[[ EXTRACTED DATA open ]]

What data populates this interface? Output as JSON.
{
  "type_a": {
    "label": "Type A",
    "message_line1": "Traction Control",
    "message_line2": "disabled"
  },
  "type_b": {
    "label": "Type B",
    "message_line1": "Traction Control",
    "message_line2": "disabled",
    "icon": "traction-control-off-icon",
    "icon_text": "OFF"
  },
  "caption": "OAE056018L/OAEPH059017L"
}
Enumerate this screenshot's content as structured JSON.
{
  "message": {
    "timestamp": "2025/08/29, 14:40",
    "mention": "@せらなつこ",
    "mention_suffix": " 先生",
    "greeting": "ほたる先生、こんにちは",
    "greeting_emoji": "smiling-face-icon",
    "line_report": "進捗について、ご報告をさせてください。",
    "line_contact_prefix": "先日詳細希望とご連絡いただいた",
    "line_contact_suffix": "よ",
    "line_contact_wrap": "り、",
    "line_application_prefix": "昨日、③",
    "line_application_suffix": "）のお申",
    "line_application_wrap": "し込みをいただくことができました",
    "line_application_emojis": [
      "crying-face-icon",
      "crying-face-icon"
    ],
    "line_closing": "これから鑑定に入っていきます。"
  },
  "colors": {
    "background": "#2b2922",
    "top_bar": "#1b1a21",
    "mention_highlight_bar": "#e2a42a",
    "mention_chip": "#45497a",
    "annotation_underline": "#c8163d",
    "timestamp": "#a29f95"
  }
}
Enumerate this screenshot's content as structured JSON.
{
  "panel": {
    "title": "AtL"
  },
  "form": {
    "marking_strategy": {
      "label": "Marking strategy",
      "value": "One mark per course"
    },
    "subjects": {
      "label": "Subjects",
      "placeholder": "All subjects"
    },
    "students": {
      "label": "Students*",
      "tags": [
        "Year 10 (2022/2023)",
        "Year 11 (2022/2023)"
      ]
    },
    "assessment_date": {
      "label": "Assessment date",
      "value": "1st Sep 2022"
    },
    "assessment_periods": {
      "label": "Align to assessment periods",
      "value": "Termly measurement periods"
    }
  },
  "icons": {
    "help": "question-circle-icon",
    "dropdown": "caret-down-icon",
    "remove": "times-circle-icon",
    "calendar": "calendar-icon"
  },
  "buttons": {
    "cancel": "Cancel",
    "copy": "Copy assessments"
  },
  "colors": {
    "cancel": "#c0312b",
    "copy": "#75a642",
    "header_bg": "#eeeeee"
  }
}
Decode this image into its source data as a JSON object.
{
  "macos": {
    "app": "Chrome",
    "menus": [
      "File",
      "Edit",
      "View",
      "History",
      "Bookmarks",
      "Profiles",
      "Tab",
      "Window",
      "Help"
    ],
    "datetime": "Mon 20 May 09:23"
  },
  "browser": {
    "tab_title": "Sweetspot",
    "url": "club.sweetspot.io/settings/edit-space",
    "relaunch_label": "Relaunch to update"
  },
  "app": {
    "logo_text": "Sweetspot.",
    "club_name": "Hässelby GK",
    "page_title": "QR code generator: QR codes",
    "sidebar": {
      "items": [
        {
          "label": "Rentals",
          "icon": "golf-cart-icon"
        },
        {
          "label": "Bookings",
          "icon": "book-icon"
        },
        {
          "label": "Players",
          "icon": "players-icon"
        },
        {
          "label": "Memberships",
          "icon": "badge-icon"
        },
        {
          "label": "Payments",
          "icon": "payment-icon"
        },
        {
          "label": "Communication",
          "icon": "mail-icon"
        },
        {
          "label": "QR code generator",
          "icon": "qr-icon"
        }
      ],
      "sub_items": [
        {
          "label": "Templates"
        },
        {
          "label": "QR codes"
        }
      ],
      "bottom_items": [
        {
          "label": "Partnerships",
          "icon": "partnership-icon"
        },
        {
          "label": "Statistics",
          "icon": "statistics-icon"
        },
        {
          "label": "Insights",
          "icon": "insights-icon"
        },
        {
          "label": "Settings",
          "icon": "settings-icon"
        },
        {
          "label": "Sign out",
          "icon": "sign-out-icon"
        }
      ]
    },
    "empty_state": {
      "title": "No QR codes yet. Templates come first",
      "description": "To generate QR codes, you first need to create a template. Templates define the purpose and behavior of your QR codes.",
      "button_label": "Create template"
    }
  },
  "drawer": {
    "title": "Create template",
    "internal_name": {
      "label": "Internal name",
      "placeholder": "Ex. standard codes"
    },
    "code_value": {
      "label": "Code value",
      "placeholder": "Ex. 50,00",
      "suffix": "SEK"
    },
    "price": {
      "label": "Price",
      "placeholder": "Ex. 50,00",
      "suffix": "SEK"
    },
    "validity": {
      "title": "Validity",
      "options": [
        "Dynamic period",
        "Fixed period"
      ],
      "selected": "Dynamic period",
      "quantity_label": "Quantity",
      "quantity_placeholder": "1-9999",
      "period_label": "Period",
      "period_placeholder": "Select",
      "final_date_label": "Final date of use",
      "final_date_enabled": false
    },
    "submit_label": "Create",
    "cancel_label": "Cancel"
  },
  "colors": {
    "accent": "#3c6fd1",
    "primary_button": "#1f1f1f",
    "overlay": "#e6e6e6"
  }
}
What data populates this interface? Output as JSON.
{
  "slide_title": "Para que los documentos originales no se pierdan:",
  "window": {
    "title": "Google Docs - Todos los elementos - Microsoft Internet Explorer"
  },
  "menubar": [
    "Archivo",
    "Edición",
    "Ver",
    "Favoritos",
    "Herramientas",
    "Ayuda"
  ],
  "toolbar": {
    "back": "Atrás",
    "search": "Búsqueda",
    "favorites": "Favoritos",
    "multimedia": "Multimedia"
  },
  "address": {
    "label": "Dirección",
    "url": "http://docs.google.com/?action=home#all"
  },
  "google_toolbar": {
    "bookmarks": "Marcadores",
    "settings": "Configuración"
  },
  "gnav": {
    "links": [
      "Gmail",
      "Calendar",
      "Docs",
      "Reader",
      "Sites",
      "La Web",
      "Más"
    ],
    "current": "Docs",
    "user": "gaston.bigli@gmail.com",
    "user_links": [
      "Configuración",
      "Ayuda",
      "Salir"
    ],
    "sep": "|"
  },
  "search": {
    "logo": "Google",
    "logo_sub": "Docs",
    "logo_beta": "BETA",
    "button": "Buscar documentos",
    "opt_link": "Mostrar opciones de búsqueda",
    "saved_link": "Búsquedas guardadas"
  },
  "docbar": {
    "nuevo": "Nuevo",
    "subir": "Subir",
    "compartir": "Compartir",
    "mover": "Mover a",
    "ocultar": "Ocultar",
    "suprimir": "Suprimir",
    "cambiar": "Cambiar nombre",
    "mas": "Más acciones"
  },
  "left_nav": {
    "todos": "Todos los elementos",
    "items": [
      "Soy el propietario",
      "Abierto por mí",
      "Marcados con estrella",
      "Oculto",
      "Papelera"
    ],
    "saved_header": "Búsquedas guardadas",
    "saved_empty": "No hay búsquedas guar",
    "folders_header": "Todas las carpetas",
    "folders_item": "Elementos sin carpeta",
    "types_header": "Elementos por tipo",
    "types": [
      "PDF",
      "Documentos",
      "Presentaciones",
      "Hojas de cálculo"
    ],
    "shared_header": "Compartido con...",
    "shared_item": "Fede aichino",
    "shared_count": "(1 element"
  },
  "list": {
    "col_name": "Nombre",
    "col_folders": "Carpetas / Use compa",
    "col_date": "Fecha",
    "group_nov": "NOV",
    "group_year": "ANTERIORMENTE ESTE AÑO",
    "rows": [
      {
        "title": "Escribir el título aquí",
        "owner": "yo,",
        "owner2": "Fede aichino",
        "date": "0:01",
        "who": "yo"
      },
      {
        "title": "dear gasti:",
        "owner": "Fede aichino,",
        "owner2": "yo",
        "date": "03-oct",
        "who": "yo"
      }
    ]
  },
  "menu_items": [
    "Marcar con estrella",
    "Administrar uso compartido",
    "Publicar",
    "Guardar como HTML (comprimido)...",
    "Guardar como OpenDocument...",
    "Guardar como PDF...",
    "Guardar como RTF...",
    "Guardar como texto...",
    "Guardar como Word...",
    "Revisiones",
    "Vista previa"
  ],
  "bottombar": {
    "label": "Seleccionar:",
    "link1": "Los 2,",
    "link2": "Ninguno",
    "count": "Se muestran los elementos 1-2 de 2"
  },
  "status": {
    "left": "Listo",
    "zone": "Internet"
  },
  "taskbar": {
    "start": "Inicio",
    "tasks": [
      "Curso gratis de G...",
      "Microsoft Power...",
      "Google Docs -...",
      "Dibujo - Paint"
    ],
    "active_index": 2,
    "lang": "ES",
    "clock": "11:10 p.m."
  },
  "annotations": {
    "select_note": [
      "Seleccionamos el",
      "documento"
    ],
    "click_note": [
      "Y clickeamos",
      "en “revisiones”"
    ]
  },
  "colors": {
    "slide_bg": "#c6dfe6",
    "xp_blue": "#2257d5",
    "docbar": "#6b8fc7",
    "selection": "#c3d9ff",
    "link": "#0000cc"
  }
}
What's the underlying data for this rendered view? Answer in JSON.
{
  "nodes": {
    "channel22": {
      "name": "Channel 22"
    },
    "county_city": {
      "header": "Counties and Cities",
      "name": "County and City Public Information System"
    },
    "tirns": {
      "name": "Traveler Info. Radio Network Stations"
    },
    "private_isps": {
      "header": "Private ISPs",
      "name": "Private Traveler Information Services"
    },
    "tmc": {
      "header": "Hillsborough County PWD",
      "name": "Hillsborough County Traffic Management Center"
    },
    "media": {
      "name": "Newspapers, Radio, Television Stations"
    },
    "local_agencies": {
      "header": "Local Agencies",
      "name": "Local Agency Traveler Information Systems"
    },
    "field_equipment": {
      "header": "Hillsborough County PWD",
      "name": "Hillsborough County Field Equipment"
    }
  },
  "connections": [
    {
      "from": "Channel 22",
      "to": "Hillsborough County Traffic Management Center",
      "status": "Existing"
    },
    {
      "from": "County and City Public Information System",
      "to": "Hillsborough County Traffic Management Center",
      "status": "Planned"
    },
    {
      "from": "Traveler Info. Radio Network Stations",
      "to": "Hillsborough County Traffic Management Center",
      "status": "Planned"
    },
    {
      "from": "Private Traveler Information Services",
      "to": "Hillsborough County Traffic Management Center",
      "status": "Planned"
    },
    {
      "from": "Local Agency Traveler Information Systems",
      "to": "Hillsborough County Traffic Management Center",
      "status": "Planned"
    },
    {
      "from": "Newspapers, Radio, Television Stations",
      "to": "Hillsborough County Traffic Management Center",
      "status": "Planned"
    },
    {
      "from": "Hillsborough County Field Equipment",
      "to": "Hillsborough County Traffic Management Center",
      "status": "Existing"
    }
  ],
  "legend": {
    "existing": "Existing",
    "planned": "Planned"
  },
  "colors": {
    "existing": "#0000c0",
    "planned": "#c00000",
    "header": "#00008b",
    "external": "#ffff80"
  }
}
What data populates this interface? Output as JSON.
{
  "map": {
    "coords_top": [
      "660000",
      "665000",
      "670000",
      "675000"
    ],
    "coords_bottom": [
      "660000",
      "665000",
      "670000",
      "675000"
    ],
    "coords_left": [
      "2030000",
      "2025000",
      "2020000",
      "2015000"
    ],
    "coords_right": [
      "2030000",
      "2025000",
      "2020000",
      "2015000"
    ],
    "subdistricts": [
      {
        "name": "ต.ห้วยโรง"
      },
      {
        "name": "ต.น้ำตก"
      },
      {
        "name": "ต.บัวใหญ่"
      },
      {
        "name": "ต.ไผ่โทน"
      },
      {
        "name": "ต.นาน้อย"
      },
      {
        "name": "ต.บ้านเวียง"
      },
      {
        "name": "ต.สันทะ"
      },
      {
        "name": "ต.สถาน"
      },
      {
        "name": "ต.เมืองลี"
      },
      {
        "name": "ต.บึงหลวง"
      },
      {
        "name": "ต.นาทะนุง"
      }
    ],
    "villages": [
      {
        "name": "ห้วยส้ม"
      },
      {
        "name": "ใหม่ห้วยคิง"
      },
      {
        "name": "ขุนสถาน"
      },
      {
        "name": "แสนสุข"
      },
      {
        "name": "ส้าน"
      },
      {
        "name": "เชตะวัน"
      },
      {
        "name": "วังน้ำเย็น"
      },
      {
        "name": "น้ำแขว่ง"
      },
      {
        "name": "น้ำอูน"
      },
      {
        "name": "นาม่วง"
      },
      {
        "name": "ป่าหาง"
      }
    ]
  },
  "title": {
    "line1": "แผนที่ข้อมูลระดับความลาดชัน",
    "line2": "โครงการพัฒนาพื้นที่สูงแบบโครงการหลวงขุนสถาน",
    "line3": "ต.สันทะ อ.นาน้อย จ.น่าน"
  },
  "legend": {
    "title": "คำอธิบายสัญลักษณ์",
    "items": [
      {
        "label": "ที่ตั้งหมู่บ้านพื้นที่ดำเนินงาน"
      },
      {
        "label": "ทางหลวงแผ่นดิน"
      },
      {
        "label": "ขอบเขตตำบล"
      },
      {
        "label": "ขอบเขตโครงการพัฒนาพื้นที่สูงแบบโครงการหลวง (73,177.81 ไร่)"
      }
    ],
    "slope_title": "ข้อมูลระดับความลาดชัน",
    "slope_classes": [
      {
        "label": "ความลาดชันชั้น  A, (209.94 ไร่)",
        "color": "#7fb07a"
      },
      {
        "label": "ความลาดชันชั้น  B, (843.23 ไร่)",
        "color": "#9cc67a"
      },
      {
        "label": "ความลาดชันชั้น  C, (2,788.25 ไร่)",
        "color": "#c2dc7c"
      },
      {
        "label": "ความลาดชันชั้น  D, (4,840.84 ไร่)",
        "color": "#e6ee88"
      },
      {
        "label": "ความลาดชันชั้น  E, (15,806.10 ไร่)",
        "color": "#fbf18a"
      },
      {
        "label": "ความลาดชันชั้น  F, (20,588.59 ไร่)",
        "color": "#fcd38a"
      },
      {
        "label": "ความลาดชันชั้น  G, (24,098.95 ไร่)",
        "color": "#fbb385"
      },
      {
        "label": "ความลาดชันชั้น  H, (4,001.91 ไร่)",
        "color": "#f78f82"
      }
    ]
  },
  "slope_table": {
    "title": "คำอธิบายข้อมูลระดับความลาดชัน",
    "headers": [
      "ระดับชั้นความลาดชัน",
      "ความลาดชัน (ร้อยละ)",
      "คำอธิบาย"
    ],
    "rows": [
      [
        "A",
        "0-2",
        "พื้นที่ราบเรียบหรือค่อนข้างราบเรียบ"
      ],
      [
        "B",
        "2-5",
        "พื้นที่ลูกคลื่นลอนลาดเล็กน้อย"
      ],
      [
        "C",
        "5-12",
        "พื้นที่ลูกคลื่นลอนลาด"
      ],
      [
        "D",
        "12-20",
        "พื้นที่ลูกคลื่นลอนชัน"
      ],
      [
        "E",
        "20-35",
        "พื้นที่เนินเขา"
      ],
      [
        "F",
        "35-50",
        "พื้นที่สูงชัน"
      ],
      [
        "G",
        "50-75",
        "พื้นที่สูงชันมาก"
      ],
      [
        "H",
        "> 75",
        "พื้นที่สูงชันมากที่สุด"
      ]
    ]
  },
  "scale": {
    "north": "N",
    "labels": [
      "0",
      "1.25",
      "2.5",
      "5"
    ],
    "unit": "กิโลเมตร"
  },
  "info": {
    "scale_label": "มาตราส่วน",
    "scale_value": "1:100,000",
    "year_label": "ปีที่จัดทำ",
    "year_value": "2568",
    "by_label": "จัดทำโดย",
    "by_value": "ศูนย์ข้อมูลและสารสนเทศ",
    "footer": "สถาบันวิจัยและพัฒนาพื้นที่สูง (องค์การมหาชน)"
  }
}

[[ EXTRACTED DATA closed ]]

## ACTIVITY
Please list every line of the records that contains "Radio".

## PROBLEM SOLUTION
      "name": "Traveler Info. Radio Network Stations"
      "name": "Newspapers, Radio, Television Stations"
      "from": "Traveler Info. Radio Network Stations",
      "from": "Newspapers, Radio, Television Stations",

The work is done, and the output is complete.